RECORDS TO PROCESS below:
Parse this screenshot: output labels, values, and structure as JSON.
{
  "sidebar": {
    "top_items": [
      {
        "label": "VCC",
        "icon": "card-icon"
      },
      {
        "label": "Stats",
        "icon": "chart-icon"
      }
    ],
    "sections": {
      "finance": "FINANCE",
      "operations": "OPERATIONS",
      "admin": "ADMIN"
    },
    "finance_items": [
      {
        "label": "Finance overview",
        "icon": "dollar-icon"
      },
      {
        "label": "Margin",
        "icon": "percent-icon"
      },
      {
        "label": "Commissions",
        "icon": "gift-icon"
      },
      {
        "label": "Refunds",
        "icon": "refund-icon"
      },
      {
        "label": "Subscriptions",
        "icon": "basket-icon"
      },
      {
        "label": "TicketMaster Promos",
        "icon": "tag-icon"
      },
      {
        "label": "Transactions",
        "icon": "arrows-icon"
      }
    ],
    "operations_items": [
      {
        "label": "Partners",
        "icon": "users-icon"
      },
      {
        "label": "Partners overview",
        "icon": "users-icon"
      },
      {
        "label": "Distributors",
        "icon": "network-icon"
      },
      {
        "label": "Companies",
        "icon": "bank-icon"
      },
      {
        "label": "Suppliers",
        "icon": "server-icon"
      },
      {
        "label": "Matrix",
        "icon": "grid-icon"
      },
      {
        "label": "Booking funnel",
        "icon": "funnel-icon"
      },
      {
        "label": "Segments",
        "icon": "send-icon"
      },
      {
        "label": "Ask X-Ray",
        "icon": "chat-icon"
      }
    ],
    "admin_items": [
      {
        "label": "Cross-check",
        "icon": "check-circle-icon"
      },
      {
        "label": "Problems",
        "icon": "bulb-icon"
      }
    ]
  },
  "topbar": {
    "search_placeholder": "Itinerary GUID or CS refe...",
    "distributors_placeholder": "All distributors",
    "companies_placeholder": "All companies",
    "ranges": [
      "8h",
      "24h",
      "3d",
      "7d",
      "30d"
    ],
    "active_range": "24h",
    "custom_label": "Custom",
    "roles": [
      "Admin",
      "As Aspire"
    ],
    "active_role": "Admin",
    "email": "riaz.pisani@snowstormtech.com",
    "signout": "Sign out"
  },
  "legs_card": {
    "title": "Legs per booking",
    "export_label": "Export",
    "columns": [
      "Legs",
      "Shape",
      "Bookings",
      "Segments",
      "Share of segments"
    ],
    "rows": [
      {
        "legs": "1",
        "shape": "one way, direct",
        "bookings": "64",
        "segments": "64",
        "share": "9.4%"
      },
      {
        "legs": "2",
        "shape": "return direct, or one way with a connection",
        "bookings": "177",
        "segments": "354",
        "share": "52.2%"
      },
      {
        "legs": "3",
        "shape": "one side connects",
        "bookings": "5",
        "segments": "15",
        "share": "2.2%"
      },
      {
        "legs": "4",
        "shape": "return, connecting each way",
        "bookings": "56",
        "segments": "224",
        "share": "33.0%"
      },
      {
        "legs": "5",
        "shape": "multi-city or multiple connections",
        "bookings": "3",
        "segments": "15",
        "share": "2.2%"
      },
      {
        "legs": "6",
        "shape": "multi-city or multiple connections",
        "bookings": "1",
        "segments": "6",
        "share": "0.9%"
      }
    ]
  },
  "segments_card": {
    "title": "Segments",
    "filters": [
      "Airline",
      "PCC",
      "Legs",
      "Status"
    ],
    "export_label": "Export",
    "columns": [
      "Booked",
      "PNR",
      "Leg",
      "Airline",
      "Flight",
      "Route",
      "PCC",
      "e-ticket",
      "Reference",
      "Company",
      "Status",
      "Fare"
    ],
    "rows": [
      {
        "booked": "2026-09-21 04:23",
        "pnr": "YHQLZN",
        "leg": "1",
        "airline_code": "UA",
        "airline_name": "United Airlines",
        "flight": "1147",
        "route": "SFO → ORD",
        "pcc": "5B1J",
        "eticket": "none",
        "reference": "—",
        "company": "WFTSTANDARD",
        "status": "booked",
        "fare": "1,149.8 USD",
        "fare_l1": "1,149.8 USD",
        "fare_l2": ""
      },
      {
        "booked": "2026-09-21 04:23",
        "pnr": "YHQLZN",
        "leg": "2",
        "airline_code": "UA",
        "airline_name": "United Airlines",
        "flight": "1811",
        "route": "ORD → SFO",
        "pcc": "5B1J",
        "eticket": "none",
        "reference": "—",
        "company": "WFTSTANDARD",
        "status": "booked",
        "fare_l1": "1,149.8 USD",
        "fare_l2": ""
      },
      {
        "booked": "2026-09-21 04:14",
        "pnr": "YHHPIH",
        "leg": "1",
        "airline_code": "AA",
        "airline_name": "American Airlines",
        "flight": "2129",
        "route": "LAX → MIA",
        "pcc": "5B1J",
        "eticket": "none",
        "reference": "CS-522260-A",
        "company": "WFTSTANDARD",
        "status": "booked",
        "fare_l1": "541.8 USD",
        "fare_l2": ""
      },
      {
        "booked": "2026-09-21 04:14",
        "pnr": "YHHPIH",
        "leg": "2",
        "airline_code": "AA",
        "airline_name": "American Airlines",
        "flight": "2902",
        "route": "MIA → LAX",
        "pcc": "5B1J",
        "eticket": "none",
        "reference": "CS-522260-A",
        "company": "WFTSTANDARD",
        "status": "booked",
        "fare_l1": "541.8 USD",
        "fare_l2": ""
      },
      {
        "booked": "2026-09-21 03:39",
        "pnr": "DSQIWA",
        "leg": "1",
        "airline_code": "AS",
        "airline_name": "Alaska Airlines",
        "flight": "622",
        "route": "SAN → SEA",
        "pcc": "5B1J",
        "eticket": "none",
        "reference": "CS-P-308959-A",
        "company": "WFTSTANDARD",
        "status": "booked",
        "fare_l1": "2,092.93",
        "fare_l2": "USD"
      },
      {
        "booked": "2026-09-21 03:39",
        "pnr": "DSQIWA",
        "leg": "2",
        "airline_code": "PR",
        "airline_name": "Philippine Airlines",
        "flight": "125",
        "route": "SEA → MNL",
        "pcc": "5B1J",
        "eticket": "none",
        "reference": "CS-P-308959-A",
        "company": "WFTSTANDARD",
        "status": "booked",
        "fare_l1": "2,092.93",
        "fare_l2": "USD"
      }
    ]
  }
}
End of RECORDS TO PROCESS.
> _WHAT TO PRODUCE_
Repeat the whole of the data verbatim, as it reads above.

> _EXPECTED ANSWER_
Parse this screenshot: output labels, values, and structure as JSON.
{
  "sidebar": {
    "top_items": [
      {
        "label": "VCC",
        "icon": "card-icon"
      },
      {
        "label": "Stats",
        "icon": "chart-icon"
      }
    ],
    "sections": {
      "finance": "FINANCE",
      "operations": "OPERATIONS",
      "admin": "ADMIN"
    },
    "finance_items": [
      {
        "label": "Finance overview",
        "icon": "dollar-icon"
      },
      {
        "label": "Margin",
        "icon": "percent-icon"
      },
      {
        "label": "Commissions",
        "icon": "gift-icon"
      },
      {
        "label": "Refunds",
        "icon": "refund-icon"
      },
      {
        "label": "Subscriptions",
        "icon": "basket-icon"
      },
      {
        "label": "TicketMaster Promos",
        "icon": "tag-icon"
      },
      {
        "label": "Transactions",
        "icon": "arrows-icon"
      }
    ],
    "operations_items": [
      {
        "label": "Partners",
        "icon": "users-icon"
      },
      {
        "label": "Partners overview",
        "icon": "users-icon"
      },
      {
        "label": "Distributors",
        "icon": "network-icon"
      },
      {
        "label": "Companies",
        "icon": "bank-icon"
      },
      {
        "label": "Suppliers",
        "icon": "server-icon"
      },
      {
        "label": "Matrix",
        "icon": "grid-icon"
      },
      {
        "label": "Booking funnel",
        "icon": "funnel-icon"
      },
      {
        "label": "Segments",
        "icon": "send-icon"
      },
      {
        "label": "Ask X-Ray",
        "icon": "chat-icon"
      }
    ],
    "admin_items": [
      {
        "label": "Cross-check",
        "icon": "check-circle-icon"
      },
      {
        "label": "Problems",
        "icon": "bulb-icon"
      }
    ]
  },
  "topbar": {
    "search_placeholder": "Itinerary GUID or CS refe...",
    "distributors_placeholder": "All distributors",
    "companies_placeholder": "All companies",
    "ranges": [
      "8h",
      "24h",
      "3d",
      "7d",
      "30d"
    ],
    "active_range": "24h",
    "custom_label": "Custom",
    "roles": [
      "Admin",
      "As Aspire"
    ],
    "active_role": "Admin",
    "email": "riaz.pisani@snowstormtech.com",
    "signout": "Sign out"
  },
  "legs_card": {
    "title": "Legs per booking",
    "export_label": "Export",
    "columns": [
      "Legs",
      "Shape",
      "Bookings",
      "Segments",
      "Share of segments"
    ],
    "rows": [
      {
        "legs": "1",
        "shape": "one way, direct",
        "bookings": "64",
        "segments": "64",
        "share": "9.4%"
      },
      {
        "legs": "2",
        "shape": "return direct, or one way with a connection",
        "bookings": "177",
        "segments": "354",
        "share": "52.2%"
      },
      {
        "legs": "3",
        "shape": "one side connects",
        "bookings": "5",
        "segments": "15",
        "share": "2.2%"
      },
      {
        "legs": "4",
        "shape": "return, connecting each way",
        "bookings": "56",
        "segments": "224",
        "share": "33.0%"
      },
      {
        "legs": "5",
        "shape": "multi-city or multiple connections",
        "bookings": "3",
        "segments": "15",
        "share": "2.2%"
      },
      {
        "legs": "6",
        "shape": "multi-city or multiple connections",
        "bookings": "1",
        "segments": "6",
        "share": "0.9%"
      }
    ]
  },
  "segments_card": {
    "title": "Segments",
    "filters": [
      "Airline",
      "PCC",
      "Legs",
      "Status"
    ],
    "export_label": "Export",
    "columns": [
      "Booked",
      "PNR",
      "Leg",
      "Airline",
      "Flight",
      "Route",
      "PCC",
      "e-ticket",
      "Reference",
      "Company",
      "Status",
      "Fare"
    ],
    "rows": [
      {
        "booked": "2026-09-21 04:23",
        "pnr": "YHQLZN",
        "leg": "1",
        "airline_code": "UA",
        "airline_name": "United Airlines",
        "flight": "1147",
        "route": "SFO → ORD",
        "pcc": "5B1J",
        "eticket": "none",
        "reference": "—",
        "company": "WFTSTANDARD",
        "status": "booked",
        "fare": "1,149.8 USD",
        "fare_l1": "1,149.8 USD",
        "fare_l2": ""
      },
      {
        "booked": "2026-09-21 04:23",
        "pnr": "YHQLZN",
        "leg": "2",
        "airline_code": "UA",
        "airline_name": "United Airlines",
        "flight": "1811",
        "route": "ORD → SFO",
        "pcc": "5B1J",
        "eticket": "none",
        "reference": "—",
        "company": "WFTSTANDARD",
        "status": "booked",
        "fare_l1": "1,149.8 USD",
        "fare_l2": ""
      },
      {
        "booked": "2026-09-21 04:14",
        "pnr": "YHHPIH",
        "leg": "1",
        "airline_code": "AA",
        "airline_name": "American Airlines",
        "flight": "2129",
        "route": "LAX → MIA",
        "pcc": "5B1J",
        "eticket": "none",
        "reference": "CS-522260-A",
        "company": "WFTSTANDARD",
        "status": "booked",
        "fare_l1": "541.8 USD",
        "fare_l2": ""
      },
      {
        "booked": "2026-09-21 04:14",
        "pnr": "YHHPIH",
        "leg": "2",
        "airline_code": "AA",
        "airline_name": "American Airlines",
        "flight": "2902",
        "route": "MIA → LAX",
        "pcc": "5B1J",
        "eticket": "none",
        "reference": "CS-522260-A",
        "company": "WFTSTANDARD",
        "status": "booked",
        "fare_l1": "541.8 USD",
        "fare_l2": ""
      },
      {
        "booked": "2026-09-21 03:39",
        "pnr": "DSQIWA",
        "leg": "1",
        "airline_code": "AS",
        "airline_name": "Alaska Airlines",
        "flight": "622",
        "route": "SAN → SEA",
        "pcc": "5B1J",
        "eticket": "none",
        "reference": "CS-P-308959-A",
        "company": "WFTSTANDARD",
        "status": "booked",
        "fare_l1": "2,092.93",
        "fare_l2": "USD"
      },
      {
        "booked": "2026-09-21 03:39",
        "pnr": "DSQIWA",
        "leg": "2",
        "airline_code": "PR",
        "airline_name": "Philippine Airlines",
        "flight": "125",
        "route": "SEA → MNL",
        "pcc": "5B1J",
        "eticket": "none",
        "reference": "CS-P-308959-A",
        "company": "WFTSTANDARD",
        "status": "booked",
        "fare_l1": "2,092.93",
        "fare_l2": "USD"
      }
    ]
  }
}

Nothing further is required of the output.